Sunday, July 27, 2008

Ironman Lake Placid- Part V

This of course is the part of the race report I'd just as soon never write. It doesn't do to have a blog and only write about the things you want, though.

I wanted to finish off the race with a 1:45 second half of the marathon. After feeling so horrible going up the big hill, I was amazed at how good I felt coming back down. From miles 14-17, I felt good. I kept turning it over. I made it to the entrance to the out and back and I was still running pretty well. If I had been drinking soda, who knows ? I did take some bananas, some water, some gatorade. But I look back and I know I needed more. The Cliff Shot Bloks were in my Elite singlet. I didn't think I could eat any more.

I was too worried about my gimpy legs, not worried enough about my nutrition. Even when I'd been running well, my head had started to swim. In fact, I was seeing an optical illusion that was making me worry I was hallucinating. When I looked over at the double yellow line, to the right I was seeing a third line, a dark, translucent blue line like an energy beam from some sci-fi show. I looked over and thought 'I can't possibly be seeing that.' Except I was. This went on for a while.

Finally, I slowed to a walk to go through the feed station around 18 miles. I don't know what my heart rate was because the battery on the chest strap died the day before we left for LP. I worked to get it down and then Jeff Molson went by my, cruising along. Like a man caught after a long breakaway, I tried to re-integrate myself to the flow, but he went by. It was enough to get me running again. I made the turn of the out and back, and started back, running, but slower. I wanted the hit a porta-potty but someone from the other side of the road beat me to it so I stood behind it to pee, then started running again.

I lost track of mile 21, but somehow, I made it to mile 22, and I was somewhere around 10 hours. I'd taken it easy up the big hill after the out and back. My head was really swimming now, but I knew I'd get there and that was a good thing. I slowly ran mile 23, losing time, losing hope. This is my greatest regret. If I had held on better in 23, I would not started walking in 24. Miles 24-25 I had to walk, or I thought I did. I went by Steve and Chuck on the out of that shorter out-and-back and I was now a good 15 minutes behind schedule.

Then I hit the cone, and started running again immediately, slowly and painfully at first, but then suddenly I was passing people again, going downhill. I got to the oval and passed several more people, including two after the final turn, where I found a little bit of steam.

And then I was done, 16 minutes late and very frustrated, yet also satisfied with my second fastest time on the course. Can you be frustrated and satisfied at the same time ? That's for another post.


Anonymous said...

I have been reading your blogs, and your race at Lake Placid was commendable.
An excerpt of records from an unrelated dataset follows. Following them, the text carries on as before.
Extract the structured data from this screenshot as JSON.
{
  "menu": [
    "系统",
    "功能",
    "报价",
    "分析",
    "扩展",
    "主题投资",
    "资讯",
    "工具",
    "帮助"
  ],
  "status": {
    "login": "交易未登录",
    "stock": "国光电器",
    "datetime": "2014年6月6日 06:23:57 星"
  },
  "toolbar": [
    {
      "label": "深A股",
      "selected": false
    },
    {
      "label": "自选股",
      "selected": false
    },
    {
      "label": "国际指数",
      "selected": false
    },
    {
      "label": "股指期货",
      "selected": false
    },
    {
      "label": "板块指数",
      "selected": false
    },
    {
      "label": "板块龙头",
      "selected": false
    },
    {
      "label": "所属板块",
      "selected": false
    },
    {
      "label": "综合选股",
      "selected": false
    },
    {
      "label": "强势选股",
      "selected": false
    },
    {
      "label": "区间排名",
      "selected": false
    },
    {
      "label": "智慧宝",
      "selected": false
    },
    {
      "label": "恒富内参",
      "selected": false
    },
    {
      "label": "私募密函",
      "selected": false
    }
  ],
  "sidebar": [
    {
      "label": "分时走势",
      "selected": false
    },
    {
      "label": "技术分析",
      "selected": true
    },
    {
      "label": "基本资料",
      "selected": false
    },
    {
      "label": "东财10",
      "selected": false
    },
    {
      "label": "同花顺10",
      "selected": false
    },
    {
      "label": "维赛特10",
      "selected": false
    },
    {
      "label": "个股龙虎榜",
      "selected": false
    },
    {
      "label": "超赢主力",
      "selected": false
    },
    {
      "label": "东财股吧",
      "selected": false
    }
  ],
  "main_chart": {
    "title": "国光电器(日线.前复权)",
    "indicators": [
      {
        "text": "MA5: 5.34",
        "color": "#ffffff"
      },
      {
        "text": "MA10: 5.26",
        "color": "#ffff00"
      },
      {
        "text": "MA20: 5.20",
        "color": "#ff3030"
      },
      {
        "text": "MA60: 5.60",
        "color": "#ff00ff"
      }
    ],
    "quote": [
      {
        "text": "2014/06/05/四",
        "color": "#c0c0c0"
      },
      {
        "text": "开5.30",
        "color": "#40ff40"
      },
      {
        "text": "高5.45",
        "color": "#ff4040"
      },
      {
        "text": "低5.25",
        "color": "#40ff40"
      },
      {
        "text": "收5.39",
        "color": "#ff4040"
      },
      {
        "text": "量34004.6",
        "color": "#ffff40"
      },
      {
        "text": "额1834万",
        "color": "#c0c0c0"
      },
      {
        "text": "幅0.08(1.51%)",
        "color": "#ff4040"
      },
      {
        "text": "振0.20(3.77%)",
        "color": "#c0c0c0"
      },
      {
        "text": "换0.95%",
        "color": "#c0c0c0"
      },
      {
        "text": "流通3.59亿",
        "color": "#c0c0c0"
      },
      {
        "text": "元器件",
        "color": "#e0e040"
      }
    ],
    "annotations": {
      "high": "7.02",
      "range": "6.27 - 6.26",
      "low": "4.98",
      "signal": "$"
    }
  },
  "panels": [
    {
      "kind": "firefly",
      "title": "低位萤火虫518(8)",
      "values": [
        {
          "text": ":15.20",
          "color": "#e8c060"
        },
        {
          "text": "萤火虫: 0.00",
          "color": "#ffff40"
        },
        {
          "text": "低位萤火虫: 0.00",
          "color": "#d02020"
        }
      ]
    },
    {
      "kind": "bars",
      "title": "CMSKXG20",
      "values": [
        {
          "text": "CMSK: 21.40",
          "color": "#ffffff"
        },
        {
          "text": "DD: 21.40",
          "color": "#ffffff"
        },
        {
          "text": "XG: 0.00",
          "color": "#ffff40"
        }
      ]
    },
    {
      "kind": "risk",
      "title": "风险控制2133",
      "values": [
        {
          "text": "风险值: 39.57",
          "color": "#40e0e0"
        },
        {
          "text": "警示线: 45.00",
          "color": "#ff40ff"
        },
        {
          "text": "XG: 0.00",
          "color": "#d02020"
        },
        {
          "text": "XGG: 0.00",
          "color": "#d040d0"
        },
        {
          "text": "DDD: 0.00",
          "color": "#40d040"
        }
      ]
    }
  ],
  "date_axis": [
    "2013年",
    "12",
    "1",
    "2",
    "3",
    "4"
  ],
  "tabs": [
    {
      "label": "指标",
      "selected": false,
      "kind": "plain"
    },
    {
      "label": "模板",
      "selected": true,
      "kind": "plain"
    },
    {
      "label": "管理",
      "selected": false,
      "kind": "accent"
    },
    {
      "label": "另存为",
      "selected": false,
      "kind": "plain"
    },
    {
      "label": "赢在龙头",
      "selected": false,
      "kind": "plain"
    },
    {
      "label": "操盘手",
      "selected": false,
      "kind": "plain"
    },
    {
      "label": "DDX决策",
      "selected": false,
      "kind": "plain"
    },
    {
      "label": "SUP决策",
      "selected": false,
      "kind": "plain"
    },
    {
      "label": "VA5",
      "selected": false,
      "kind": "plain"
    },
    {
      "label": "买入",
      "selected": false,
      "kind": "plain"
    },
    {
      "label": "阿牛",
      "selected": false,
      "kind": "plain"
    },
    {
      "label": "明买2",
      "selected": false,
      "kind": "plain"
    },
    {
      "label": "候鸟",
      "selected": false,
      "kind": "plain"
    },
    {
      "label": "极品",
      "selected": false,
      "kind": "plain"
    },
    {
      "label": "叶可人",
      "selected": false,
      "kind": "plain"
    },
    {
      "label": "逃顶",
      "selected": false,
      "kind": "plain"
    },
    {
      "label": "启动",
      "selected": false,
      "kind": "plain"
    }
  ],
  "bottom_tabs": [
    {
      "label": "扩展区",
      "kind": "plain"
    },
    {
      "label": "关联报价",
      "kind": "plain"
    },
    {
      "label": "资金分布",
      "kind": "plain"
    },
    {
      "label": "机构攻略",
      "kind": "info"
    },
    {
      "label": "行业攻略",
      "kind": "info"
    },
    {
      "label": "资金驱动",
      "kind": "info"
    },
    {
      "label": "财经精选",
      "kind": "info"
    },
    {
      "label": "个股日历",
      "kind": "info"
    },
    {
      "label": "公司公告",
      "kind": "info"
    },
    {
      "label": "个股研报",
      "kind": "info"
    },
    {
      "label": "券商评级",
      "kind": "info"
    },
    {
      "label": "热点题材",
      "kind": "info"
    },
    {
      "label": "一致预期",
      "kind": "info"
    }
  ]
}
I couldn't imagine being out on a course, whether an ultra-marathon or Ironman for more than 3-hours. Sometimes, the journey is almost or more important than the end result. I think you should be proud of what you accomplished.


alan said...

Thanks, Barks. I really enjoyed the training I did for this race.

There is really nothing that compares to getting out on your bike on a nice day and having a great ride. I've been running on and off since I was 14 and that's great too, but there's something about the bike that really draws me- as you say, the journey is a lot of it.

But the 15 or so minutes I left out on the course will be what pushes me, more than how much I really did enjoy the race.

See you at Sea Legs Sunday ?

Anonymous said...

For myself,
lifestyle, accomplishment, and unfinished business are the three aspects of running, which motivate me to train.

Sunday, I am running the 2-mile at the Nutmeg Games...the race was originally scheduled for last sunday, though due to the weather post-poned.


alan said...

Kick some ass then, Barks...